Available records>
————————
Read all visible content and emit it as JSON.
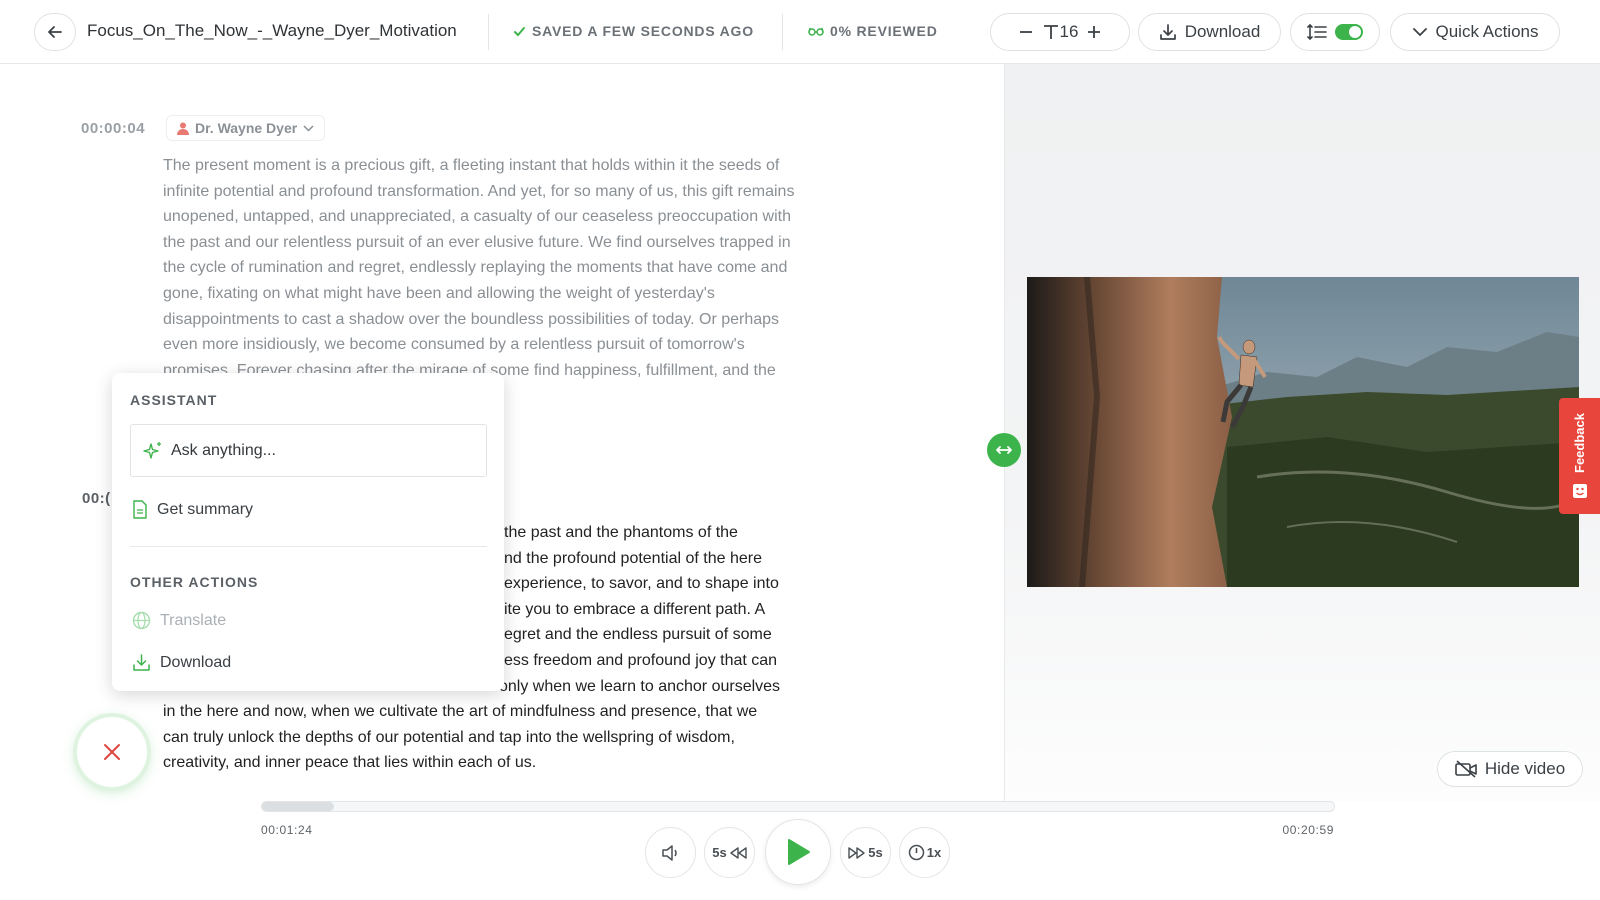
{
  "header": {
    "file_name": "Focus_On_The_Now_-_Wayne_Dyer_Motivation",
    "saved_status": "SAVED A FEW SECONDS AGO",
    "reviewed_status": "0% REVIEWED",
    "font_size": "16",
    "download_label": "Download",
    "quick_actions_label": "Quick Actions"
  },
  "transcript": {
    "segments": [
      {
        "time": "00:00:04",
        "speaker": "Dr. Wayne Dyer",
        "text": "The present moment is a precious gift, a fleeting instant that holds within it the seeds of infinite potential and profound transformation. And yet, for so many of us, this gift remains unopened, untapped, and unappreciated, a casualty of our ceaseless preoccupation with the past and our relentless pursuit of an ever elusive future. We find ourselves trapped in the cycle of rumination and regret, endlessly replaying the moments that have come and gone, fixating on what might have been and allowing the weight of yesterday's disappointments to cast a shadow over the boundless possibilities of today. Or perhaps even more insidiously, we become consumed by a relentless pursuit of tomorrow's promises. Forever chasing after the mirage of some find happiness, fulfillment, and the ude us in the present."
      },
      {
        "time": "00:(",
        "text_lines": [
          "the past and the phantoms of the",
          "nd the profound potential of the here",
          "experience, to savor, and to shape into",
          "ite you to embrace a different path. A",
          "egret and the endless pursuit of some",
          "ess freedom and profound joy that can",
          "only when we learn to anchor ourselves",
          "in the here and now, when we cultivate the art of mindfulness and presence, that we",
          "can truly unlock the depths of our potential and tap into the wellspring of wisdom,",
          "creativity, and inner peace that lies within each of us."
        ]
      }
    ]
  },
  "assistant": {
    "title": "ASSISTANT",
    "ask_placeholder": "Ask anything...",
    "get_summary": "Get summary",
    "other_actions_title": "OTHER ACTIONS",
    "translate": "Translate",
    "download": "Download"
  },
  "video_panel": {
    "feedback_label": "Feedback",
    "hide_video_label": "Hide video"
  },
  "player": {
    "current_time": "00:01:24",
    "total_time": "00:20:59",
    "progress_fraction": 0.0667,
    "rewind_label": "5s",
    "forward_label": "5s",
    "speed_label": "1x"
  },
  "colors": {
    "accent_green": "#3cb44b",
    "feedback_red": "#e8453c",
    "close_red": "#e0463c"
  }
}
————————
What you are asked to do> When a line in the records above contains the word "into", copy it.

Answer for this exercise>
          "experience, to savor, and to shape into",
          "can truly unlock the depths of our potential and tap into the wellspring of wisdom,",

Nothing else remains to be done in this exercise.